◆ **ASSIGNMENT**
Each entry needs to be reproduced exactly as it is.

[Opening STUDY MATERIAL section]

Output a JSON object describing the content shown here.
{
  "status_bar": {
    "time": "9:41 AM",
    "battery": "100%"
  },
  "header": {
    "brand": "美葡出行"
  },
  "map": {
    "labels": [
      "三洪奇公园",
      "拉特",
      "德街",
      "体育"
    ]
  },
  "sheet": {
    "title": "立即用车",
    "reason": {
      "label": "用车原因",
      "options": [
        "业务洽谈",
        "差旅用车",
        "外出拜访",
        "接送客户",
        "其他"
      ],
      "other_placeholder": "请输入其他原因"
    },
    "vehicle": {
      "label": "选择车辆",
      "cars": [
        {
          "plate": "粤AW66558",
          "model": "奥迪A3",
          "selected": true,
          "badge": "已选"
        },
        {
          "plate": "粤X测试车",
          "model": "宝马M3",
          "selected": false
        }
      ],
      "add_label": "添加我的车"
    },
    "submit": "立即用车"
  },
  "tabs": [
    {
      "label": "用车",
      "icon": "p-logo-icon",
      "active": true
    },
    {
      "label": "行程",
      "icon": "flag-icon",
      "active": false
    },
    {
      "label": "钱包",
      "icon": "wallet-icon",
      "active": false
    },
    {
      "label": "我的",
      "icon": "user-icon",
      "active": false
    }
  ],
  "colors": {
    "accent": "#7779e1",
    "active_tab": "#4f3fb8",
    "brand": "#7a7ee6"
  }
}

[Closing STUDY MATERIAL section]

◆ **TASK SOLUTION**
Output a JSON object describing the content shown here.
{
  "status_bar": {
    "time": "9:41 AM",
    "battery": "100%"
  },
  "header": {
    "brand": "美葡出行"
  },
  "map": {
    "labels": [
      "三洪奇公园",
      "拉特",
      "德街",
      "体育"
    ]
  },
  "sheet": {
    "title": "立即用车",
    "reason": {
      "label": "用车原因",
      "options": [
        "业务洽谈",
        "差旅用车",
        "外出拜访",
        "接送客户",
        "其他"
      ],
      "other_placeholder": "请输入其他原因"
    },
    "vehicle": {
      "label": "选择车辆",
      "cars": [
        {
          "plate": "粤AW66558",
          "model": "奥迪A3",
          "selected": true,
          "badge": "已选"
        },
        {
          "plate": "粤X测试车",
          "model": "宝马M3",
          "selected": false
        }
      ],
      "add_label": "添加我的车"
    },
    "submit": "立即用车"
  },
  "tabs": [
    {
      "label": "用车",
      "icon": "p-logo-icon",
      "active": true
    },
    {
      "label": "行程",
      "icon": "flag-icon",
      "active": false
    },
    {
      "label": "钱包",
      "icon": "wallet-icon",
      "active": false
    },
    {
      "label": "我的",
      "icon": "user-icon",
      "active": false
    }
  ],
  "colors": {
    "accent": "#7779e1",
    "active_tab": "#4f3fb8",
    "brand": "#7a7ee6"
  }
}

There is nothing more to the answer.